A completely student-led desegregation protests at Adkin High School, over seven hundred students walked out of class to protest the unequal facilities between their all-black school and the all-white school in Kinston, North Carolina. After picketing outside for weeks they successfully obtained updates to their school. However, the school remained segregated until the 1970s. This is worth including because their protest took place years before Brown v. Board of Education and was nearly identical to those of the future movements, namely the Birmingham Children's March. Moreover, they were successful. 1
Image Credit in Order of Appearance
Khan, Nikki. "To Protest Segregation, They Walked Out of Their Classroom and into History." Digital image. The Washington Post. September 22 2016. https://www.washingtonpost.com/local/to-protest-segregation-they-walked-out-of-their-classroom-and-into-history/2016/09/22/069f160e-7e75-11e6-8d13-d7c704ef9fd9_story.html?utm_term=.3a4bdd45e94f
"Adkin High School, c. 1928: Southeast corner, Clay Street and East Washington Avenue, Lenoir County, Kinston, North Carolina." Digital Image. NCpedia via State Archives of North Carolina. http://www.ncpedia.org/adkin-high-school-walkout-1951.
The following videos will provide you with the voices of those involved in events of the Civil Rights Movement in North Carolina.
This long interview is of some of the Adkin High School's protestors provided by the Library of Congress.

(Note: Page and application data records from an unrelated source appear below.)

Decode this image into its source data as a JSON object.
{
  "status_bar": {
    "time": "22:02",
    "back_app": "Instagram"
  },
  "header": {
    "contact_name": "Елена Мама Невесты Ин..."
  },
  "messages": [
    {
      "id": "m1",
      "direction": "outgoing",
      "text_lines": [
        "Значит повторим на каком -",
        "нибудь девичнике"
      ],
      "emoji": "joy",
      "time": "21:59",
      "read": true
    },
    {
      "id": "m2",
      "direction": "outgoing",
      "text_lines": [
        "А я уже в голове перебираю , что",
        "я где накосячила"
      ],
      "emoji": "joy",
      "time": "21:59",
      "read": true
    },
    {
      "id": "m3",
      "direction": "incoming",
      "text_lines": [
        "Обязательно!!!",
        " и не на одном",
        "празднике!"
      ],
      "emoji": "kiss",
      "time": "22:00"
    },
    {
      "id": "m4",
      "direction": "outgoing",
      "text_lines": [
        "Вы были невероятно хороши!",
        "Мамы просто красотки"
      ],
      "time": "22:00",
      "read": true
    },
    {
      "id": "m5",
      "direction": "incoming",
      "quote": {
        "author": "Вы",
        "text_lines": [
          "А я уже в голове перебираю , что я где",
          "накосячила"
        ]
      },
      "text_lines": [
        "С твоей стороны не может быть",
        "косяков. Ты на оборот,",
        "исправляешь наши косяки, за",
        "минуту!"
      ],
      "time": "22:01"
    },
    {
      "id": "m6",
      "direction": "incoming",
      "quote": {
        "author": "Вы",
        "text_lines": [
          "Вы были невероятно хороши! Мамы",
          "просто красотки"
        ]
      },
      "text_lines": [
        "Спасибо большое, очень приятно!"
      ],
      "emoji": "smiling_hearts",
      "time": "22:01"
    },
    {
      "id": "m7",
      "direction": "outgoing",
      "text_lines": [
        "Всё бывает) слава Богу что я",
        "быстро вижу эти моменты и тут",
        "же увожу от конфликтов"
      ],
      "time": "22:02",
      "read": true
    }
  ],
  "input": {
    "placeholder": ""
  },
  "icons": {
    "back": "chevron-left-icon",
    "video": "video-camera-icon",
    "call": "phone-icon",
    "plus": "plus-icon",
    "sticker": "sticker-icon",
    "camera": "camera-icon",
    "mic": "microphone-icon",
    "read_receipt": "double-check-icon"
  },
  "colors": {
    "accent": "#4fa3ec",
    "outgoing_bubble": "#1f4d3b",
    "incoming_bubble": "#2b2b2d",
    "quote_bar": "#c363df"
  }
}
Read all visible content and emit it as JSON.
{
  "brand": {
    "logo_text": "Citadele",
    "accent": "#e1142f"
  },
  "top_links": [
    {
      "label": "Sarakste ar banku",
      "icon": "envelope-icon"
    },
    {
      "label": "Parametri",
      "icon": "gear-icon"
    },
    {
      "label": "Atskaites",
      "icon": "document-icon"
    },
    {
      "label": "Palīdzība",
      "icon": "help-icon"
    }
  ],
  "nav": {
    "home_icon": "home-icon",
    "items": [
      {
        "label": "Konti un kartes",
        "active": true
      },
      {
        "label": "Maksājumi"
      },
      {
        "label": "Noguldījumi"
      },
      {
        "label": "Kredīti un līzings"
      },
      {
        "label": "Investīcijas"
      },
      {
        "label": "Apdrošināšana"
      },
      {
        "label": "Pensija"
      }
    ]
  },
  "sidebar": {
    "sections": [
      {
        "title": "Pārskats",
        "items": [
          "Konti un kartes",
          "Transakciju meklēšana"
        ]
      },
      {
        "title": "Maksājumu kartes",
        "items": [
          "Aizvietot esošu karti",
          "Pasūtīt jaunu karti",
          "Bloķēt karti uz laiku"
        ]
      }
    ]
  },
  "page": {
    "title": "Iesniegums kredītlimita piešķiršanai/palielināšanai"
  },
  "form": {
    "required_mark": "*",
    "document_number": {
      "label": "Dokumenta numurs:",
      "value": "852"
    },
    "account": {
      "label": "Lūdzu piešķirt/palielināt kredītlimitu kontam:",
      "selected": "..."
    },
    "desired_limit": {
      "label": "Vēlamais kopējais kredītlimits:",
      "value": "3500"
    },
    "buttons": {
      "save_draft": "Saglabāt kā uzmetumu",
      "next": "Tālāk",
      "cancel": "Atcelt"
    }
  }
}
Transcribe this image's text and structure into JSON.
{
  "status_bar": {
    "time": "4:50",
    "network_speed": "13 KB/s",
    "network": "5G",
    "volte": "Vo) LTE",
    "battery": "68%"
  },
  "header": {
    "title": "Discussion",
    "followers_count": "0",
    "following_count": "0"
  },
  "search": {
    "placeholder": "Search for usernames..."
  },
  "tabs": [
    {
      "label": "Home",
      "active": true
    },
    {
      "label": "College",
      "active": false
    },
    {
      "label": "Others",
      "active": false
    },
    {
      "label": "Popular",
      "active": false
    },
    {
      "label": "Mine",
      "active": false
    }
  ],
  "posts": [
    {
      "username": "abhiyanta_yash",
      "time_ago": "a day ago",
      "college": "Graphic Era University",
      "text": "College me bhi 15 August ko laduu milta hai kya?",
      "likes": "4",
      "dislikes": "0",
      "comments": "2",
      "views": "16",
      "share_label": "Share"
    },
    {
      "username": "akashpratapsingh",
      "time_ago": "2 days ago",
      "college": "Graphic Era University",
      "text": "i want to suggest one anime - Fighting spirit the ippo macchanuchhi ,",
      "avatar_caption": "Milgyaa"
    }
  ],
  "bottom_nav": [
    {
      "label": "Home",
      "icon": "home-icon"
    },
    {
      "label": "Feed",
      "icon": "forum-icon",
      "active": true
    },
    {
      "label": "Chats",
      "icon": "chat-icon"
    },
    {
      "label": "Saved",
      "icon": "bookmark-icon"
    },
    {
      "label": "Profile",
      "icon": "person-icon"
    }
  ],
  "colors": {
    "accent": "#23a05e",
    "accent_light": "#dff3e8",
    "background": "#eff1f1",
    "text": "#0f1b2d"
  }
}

They discuss life in North Carolina during this time and their experiences with the protest.
- Note that a transcript is available at: https://www.loc.gov/item/afc2010039_crhp0096/
This short interview of Rev. William Moore discusses student motivation to stage solidarity sit-ins after hearing about the Greensboro sit-ins and the treatment of these solidarity protestors.